The Catalina Island Conservancy was formed in 1972 and is one of California's oldest land trusts. Its mission is to be a responsible steward of its lands through a balance of conservation, education and recreation. The Conservancy protects the magnificent natural and cultural heritage of Santa Catalina Island, stewarding approximately 42,000 acres of land deeded to the Conservancy in 1975, 62 miles of rugged shoreline and more than 80 miles of trails. It operates the Airport in the Sky, Wrigley Memorial & Botanic Garden and two nature centers. Twenty miles from the mainland, the Island is home to more than 60 plant and animal species found nowhere else in the world.
Patricia J. Maxwell | EurekAlert!
How does the loss of species alter ecosystems?
18.05.2017 | Deutsches Zentrum für integrative Biodiversitätsforschung (iDiv) Halle-Jena-Leipzig
Excess diesel emissions bring global health & environmental impacts
16.05.2017 | International Institute for Applied Systems Analysis (IIASA)
Physicists from the University of Würzburg are capable of generating identical looking single light particles at the push of a button. Two new studies now demonstrate the potential this method holds.
The quantum computer has fuelled the imagination of scientists for decades: It is based on fundamentally different phenomena than a conventional computer....
An international team of physicists has monitored the scattering behaviour of electrons in a non-conducting material in real-time. Their insights could be beneficial for radiotherapy.
We can refer to electrons in non-conducting materials as ‘sluggish’. Typically, they remain fixed in a location, deep inside an atomic composite. It is hence...

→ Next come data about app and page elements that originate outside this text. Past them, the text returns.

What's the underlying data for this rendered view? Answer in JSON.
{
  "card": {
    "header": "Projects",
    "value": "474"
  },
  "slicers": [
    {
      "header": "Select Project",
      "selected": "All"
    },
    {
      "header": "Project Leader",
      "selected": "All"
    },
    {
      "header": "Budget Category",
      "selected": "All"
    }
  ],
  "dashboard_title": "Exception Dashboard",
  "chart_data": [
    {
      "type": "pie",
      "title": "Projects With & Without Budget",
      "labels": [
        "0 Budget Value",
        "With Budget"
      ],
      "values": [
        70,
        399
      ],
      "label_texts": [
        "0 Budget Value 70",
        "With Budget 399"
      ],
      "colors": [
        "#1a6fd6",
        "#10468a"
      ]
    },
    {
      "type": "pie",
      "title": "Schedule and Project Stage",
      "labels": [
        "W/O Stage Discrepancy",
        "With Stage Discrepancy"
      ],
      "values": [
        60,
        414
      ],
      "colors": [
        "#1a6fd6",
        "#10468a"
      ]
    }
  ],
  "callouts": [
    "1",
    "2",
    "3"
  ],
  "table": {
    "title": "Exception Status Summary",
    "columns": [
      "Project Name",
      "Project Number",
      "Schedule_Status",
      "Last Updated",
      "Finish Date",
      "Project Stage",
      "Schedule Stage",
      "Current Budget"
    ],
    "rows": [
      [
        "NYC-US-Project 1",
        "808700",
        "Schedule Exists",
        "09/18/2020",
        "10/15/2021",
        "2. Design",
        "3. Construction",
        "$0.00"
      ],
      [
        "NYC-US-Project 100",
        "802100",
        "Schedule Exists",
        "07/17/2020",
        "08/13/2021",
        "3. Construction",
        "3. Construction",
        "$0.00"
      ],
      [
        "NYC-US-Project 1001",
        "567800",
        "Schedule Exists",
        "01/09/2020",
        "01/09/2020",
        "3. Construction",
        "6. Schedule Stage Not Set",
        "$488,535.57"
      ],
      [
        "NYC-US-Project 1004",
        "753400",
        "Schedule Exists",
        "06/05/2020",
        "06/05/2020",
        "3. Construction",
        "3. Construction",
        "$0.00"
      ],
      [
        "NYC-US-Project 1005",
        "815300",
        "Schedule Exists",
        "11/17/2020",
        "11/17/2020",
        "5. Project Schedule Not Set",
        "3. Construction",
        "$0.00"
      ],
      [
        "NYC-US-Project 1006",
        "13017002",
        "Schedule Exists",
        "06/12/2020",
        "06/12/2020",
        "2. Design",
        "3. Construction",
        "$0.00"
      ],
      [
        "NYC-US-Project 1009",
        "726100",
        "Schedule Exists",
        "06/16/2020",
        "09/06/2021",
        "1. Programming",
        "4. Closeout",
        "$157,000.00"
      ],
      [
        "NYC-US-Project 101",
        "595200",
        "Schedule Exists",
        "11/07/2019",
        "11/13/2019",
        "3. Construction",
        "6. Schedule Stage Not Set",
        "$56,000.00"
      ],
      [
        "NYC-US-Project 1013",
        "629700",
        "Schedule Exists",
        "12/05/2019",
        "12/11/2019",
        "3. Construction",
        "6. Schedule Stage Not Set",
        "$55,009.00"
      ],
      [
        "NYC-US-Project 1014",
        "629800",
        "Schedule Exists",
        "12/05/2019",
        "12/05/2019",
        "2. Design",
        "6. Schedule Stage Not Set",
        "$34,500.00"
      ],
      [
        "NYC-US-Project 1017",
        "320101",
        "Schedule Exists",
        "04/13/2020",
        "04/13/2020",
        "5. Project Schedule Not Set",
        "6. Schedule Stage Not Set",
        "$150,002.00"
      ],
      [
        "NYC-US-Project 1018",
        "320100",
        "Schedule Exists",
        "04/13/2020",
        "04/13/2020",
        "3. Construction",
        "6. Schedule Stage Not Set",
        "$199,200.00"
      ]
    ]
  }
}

Two-dimensional magnetic structures are regarded as a promising material for new types of data storage, since the magnetic properties of individual molecular building blocks can be investigated and modified. For the first time, researchers have now produced a wafer-thin ferrimagnet, in which molecules with different magnetic centers arrange themselves on a gold surface to form a checkerboard pattern. Scientists at the Swiss Nanoscience Institute at the University of Basel and the Paul Scherrer Institute published their findings in the journal Nature Communications.
Ferrimagnets are composed of two centers which are magnetized at different strengths and point in opposing directions. Two-dimensional, quasi-flat ferrimagnets...
An Australian-Chinese research team has created the world's thinnest hologram, paving the way towards the integration of 3D holography into everyday...
In the race to produce a quantum computer, a number of projects are seeking a way to create quantum bits -- or qubits -- that are stable, meaning they are not much affected by changes in their environment. This normally needs highly nonlinear non-dissipative elements capable of functioning at very low temperatures.
In pursuit of this goal, researchers at EPFL's Laboratory of Photonics and Quantum Measurements LPQM (STI/SB), have investigated a nonlinear graphene-based...
24.05.2017 | Event News
23.05.2017 | Event News
22.05.2017 | Event News
24.05.2017 | Physics and Astronomy
24.05.2017 | Physics and Astronomy
24.05.2017 | Event News